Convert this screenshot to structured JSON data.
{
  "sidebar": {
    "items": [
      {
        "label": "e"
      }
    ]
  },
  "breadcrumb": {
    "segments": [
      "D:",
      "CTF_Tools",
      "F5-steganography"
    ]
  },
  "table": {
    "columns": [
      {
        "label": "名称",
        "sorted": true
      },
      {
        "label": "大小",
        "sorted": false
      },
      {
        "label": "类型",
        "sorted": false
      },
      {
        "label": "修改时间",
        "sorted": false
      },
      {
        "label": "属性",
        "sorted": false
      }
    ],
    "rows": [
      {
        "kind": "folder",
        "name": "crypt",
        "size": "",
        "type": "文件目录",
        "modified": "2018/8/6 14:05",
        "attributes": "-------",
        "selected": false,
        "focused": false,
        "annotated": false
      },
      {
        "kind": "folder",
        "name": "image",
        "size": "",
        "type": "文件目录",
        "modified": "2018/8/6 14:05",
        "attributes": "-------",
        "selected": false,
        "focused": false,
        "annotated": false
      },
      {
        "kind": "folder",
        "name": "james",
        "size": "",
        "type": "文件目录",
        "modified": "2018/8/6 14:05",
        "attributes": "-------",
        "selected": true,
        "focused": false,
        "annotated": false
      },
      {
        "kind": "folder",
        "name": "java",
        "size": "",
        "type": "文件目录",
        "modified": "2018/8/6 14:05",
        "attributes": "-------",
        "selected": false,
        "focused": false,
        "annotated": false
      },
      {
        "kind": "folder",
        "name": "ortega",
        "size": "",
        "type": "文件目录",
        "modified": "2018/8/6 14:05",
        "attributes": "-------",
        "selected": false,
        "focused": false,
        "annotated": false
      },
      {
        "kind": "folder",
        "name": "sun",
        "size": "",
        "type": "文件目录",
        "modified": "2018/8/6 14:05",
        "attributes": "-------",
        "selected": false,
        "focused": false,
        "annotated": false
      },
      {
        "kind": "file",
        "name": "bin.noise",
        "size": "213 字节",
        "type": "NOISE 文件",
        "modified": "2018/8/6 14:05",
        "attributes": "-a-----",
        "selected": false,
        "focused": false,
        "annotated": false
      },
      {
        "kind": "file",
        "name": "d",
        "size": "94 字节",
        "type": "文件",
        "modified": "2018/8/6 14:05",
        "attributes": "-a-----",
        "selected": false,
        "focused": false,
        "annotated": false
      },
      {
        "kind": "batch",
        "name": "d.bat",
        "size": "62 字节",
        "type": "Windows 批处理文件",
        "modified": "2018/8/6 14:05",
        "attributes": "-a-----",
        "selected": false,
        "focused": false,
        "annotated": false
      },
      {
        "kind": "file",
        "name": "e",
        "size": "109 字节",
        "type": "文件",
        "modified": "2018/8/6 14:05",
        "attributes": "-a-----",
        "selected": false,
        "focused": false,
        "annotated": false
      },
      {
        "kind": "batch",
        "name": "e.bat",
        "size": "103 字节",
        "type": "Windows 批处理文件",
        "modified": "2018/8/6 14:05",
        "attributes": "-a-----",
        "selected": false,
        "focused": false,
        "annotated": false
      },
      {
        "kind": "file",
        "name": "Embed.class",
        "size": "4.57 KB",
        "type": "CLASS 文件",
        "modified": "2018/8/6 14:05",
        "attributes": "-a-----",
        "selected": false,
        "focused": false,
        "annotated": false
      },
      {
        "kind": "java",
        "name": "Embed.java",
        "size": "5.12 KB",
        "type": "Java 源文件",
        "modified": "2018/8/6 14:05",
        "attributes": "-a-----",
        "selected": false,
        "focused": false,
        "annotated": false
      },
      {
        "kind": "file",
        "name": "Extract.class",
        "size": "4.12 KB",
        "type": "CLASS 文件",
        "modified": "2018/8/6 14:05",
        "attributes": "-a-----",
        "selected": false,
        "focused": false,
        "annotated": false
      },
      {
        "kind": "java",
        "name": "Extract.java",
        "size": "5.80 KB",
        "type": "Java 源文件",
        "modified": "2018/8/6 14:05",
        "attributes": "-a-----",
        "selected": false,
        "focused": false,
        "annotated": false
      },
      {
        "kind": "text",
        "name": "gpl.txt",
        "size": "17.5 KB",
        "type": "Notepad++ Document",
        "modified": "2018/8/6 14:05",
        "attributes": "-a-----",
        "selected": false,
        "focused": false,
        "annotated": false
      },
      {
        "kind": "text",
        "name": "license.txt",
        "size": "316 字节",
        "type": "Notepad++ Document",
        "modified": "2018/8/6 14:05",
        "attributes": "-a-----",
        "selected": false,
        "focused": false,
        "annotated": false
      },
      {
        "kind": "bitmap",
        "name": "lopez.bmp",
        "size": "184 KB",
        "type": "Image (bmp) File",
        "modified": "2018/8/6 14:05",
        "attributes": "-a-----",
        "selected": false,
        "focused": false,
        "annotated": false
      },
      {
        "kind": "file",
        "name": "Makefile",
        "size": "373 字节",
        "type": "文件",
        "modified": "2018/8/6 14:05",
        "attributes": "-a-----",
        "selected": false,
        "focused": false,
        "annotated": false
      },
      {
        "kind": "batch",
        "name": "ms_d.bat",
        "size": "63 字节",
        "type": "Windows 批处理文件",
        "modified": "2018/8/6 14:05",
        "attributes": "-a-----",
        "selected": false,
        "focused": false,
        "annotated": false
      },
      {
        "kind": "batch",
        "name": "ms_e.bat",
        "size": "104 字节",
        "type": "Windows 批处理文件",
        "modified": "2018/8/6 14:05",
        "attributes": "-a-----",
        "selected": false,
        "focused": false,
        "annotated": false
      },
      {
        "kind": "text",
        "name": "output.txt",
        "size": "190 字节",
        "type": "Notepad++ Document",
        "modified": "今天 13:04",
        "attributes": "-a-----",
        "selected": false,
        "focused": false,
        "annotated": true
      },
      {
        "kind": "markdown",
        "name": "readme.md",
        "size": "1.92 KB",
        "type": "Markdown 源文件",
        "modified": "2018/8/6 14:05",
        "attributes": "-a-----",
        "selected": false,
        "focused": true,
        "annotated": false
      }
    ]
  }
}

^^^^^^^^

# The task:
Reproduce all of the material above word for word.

# Expected answer:
Convert this screenshot to structured JSON data.
{
  "sidebar": {
    "items": [
      {
        "label": "e"
      }
    ]
  },
  "breadcrumb": {
    "segments": [
      "D:",
      "CTF_Tools",
      "F5-steganography"
    ]
  },
  "table": {
    "columns": [
      {
        "label": "名称",
        "sorted": true
      },
      {
        "label": "大小",
        "sorted": false
      },
      {
        "label": "类型",
        "sorted": false
      },
      {
        "label": "修改时间",
        "sorted": false
      },
      {
        "label": "属性",
        "sorted": false
      }
    ],
    "rows": [
      {
        "kind": "folder",
        "name": "crypt",
        "size": "",
        "type": "文件目录",
        "modified": "2018/8/6 14:05",
        "attributes": "-------",
        "selected": false,
        "focused": false,
        "annotated": false
      },
      {
        "kind": "folder",
        "name": "image",
        "size": "",
        "type": "文件目录",
        "modified": "2018/8/6 14:05",
        "attributes": "-------",
        "selected": false,
        "focused": false,
        "annotated": false
      },
      {
        "kind": "folder",
        "name": "james",
        "size": "",
        "type": "文件目录",
        "modified": "2018/8/6 14:05",
        "attributes": "-------",
        "selected": true,
        "focused": false,
        "annotated": false
      },
      {
        "kind": "folder",
        "name": "java",
        "size": "",
        "type": "文件目录",
        "modified": "2018/8/6 14:05",
        "attributes": "-------",
        "selected": false,
        "focused": false,
        "annotated": false
      },
      {
        "kind": "folder",
        "name": "ortega",
        "size": "",
        "type": "文件目录",
        "modified": "2018/8/6 14:05",
        "attributes": "-------",
        "selected": false,
        "focused": false,
        "annotated": false
      },
      {
        "kind": "folder",
        "name": "sun",
        "size": "",
        "type": "文件目录",
        "modified": "2018/8/6 14:05",
        "attributes": "-------",
        "selected": false,
        "focused": false,
        "annotated": false
      },
      {
        "kind": "file",
        "name": "bin.noise",
        "size": "213 字节",
        "type": "NOISE 文件",
        "modified": "2018/8/6 14:05",
        "attributes": "-a-----",
        "selected": false,
        "focused": false,
        "annotated": false
      },
      {
        "kind": "file",
        "name": "d",
        "size": "94 字节",
        "type": "文件",
        "modified": "2018/8/6 14:05",
        "attributes": "-a-----",
        "selected": false,
        "focused": false,
        "annotated": false
      },
      {
        "kind": "batch",
        "name": "d.bat",
        "size": "62 字节",
        "type": "Windows 批处理文件",
        "modified": "2018/8/6 14:05",
        "attributes": "-a-----",
        "selected": false,
        "focused": false,
        "annotated": false
      },
      {
        "kind": "file",
        "name": "e",
        "size": "109 字节",
        "type": "文件",
        "modified": "2018/8/6 14:05",
        "attributes": "-a-----",
        "selected": false,
        "focused": false,
        "annotated": false
      },
      {
        "kind": "batch",
        "name": "e.bat",
        "size": "103 字节",
        "type": "Windows 批处理文件",
        "modified": "2018/8/6 14:05",
        "attributes": "-a-----",
        "selected": false,
        "focused": false,
        "annotated": false
      },
      {
        "kind": "file",
        "name": "Embed.class",
        "size": "4.57 KB",
        "type": "CLASS 文件",
        "modified": "2018/8/6 14:05",
        "attributes": "-a-----",
        "selected": false,
        "focused": false,
        "annotated": false
      },
      {
        "kind": "java",
        "name": "Embed.java",
        "size": "5.12 KB",
        "type": "Java 源文件",
        "modified": "2018/8/6 14:05",
        "attributes": "-a-----",
        "selected": false,
        "focused": false,
        "annotated": false
      },
      {
        "kind": "file",
        "name": "Extract.class",
        "size": "4.12 KB",
        "type": "CLASS 文件",
        "modified": "2018/8/6 14:05",
        "attributes": "-a-----",
        "selected": false,
        "focused": false,
        "annotated": false
      },
      {
        "kind": "java",
        "name": "Extract.java",
        "size": "5.80 KB",
        "type": "Java 源文件",
        "modified": "2018/8/6 14:05",
        "attributes": "-a-----",
        "selected": false,
        "focused": false,
        "annotated": false
      },
      {
        "kind": "text",
        "name": "gpl.txt",
        "size": "17.5 KB",
        "type": "Notepad++ Document",
        "modified": "2018/8/6 14:05",
        "attributes": "-a-----",
        "selected": false,
        "focused": false,
        "annotated": false
      },
      {
        "kind": "text",
        "name": "license.txt",
        "size": "316 字节",
        "type": "Notepad++ Document",
        "modified": "2018/8/6 14:05",
        "attributes": "-a-----",
        "selected": false,
        "focused": false,
        "annotated": false
      },
      {
        "kind": "bitmap",
        "name": "lopez.bmp",
        "size": "184 KB",
        "type": "Image (bmp) File",
        "modified": "2018/8/6 14:05",
        "attributes": "-a-----",
        "selected": false,
        "focused": false,
        "annotated": false
      },
      {
        "kind": "file",
        "name": "Makefile",
        "size": "373 字节",
        "type": "文件",
        "modified": "2018/8/6 14:05",
        "attributes": "-a-----",
        "selected": false,
        "focused": false,
        "annotated": false
      },
      {
        "kind": "batch",
        "name": "ms_d.bat",
        "size": "63 字节",
        "type": "Windows 批处理文件",
        "modified": "2018/8/6 14:05",
        "attributes": "-a-----",
        "selected": false,
        "focused": false,
        "annotated": false
      },
      {
        "kind": "batch",
        "name": "ms_e.bat",
        "size": "104 字节",
        "type": "Windows 批处理文件",
        "modified": "2018/8/6 14:05",
        "attributes": "-a-----",
        "selected": false,
        "focused": false,
        "annotated": false
      },
      {
        "kind": "text",
        "name": "output.txt",
        "size": "190 字节",
        "type": "Notepad++ Document",
        "modified": "今天 13:04",
        "attributes": "-a-----",
        "selected": false,
        "focused": false,
        "annotated": true
      },
      {
        "kind": "markdown",
        "name": "readme.md",
        "size": "1.92 KB",
        "type": "Markdown 源文件",
        "modified": "2018/8/6 14:05",
        "attributes": "-a-----",
        "selected": false,
        "focused": true,
        "annotated": false
      }
    ]
  }
}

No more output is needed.